• _ABOUT THIS EXERCISE_: Could you give the data below again, exactly and completely?

Collected data entries:
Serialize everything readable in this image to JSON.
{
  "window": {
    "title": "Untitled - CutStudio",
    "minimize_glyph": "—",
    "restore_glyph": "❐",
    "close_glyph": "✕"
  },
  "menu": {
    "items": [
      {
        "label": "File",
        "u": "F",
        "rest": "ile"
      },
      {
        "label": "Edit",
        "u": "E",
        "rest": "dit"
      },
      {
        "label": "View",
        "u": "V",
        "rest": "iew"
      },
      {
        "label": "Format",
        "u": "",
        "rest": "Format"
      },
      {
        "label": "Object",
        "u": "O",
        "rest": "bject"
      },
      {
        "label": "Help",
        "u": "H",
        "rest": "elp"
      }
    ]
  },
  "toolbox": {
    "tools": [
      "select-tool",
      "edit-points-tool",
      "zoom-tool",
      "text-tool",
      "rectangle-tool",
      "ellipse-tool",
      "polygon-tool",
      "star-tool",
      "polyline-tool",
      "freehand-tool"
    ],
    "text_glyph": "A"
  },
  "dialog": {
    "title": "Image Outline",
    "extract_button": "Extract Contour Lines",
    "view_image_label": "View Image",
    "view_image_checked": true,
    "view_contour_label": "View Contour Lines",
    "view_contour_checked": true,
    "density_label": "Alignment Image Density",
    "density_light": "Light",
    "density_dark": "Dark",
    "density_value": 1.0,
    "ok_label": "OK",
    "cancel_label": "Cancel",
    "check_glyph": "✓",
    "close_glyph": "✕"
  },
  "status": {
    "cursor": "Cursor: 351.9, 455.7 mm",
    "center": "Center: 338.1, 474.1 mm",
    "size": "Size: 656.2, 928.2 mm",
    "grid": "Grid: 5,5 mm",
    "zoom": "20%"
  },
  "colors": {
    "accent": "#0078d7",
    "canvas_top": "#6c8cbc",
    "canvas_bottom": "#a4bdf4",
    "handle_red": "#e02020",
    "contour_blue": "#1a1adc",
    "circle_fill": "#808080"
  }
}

• _SOLUTION FOR THIS EXERCISE_:
Serialize everything readable in this image to JSON.
{
  "window": {
    "title": "Untitled - CutStudio",
    "minimize_glyph": "—",
    "restore_glyph": "❐",
    "close_glyph": "✕"
  },
  "menu": {
    "items": [
      {
        "label": "File",
        "u": "F",
        "rest": "ile"
      },
      {
        "label": "Edit",
        "u": "E",
        "rest": "dit"
      },
      {
        "label": "View",
        "u": "V",
        "rest": "iew"
      },
      {
        "label": "Format",
        "u": "",
        "rest": "Format"
      },
      {
        "label": "Object",
        "u": "O",
        "rest": "bject"
      },
      {
        "label": "Help",
        "u": "H",
        "rest": "elp"
      }
    ]
  },
  "toolbox": {
    "tools": [
      "select-tool",
      "edit-points-tool",
      "zoom-tool",
      "text-tool",
      "rectangle-tool",
      "ellipse-tool",
      "polygon-tool",
      "star-tool",
      "polyline-tool",
      "freehand-tool"
    ],
    "text_glyph": "A"
  },
  "dialog": {
    "title": "Image Outline",
    "extract_button": "Extract Contour Lines",
    "view_image_label": "View Image",
    "view_image_checked": true,
    "view_contour_label": "View Contour Lines",
    "view_contour_checked": true,
    "density_label": "Alignment Image Density",
    "density_light": "Light",
    "density_dark": "Dark",
    "density_value": 1.0,
    "ok_label": "OK",
    "cancel_label": "Cancel",
    "check_glyph": "✓",
    "close_glyph": "✕"
  },
  "status": {
    "cursor": "Cursor: 351.9, 455.7 mm",
    "center": "Center: 338.1, 474.1 mm",
    "size": "Size: 656.2, 928.2 mm",
    "grid": "Grid: 5,5 mm",
    "zoom": "20%"
  },
  "colors": {
    "accent": "#0078d7",
    "canvas_top": "#6c8cbc",
    "canvas_bottom": "#a4bdf4",
    "handle_red": "#e02020",
    "contour_blue": "#1a1adc",
    "circle_fill": "#808080"
  }
}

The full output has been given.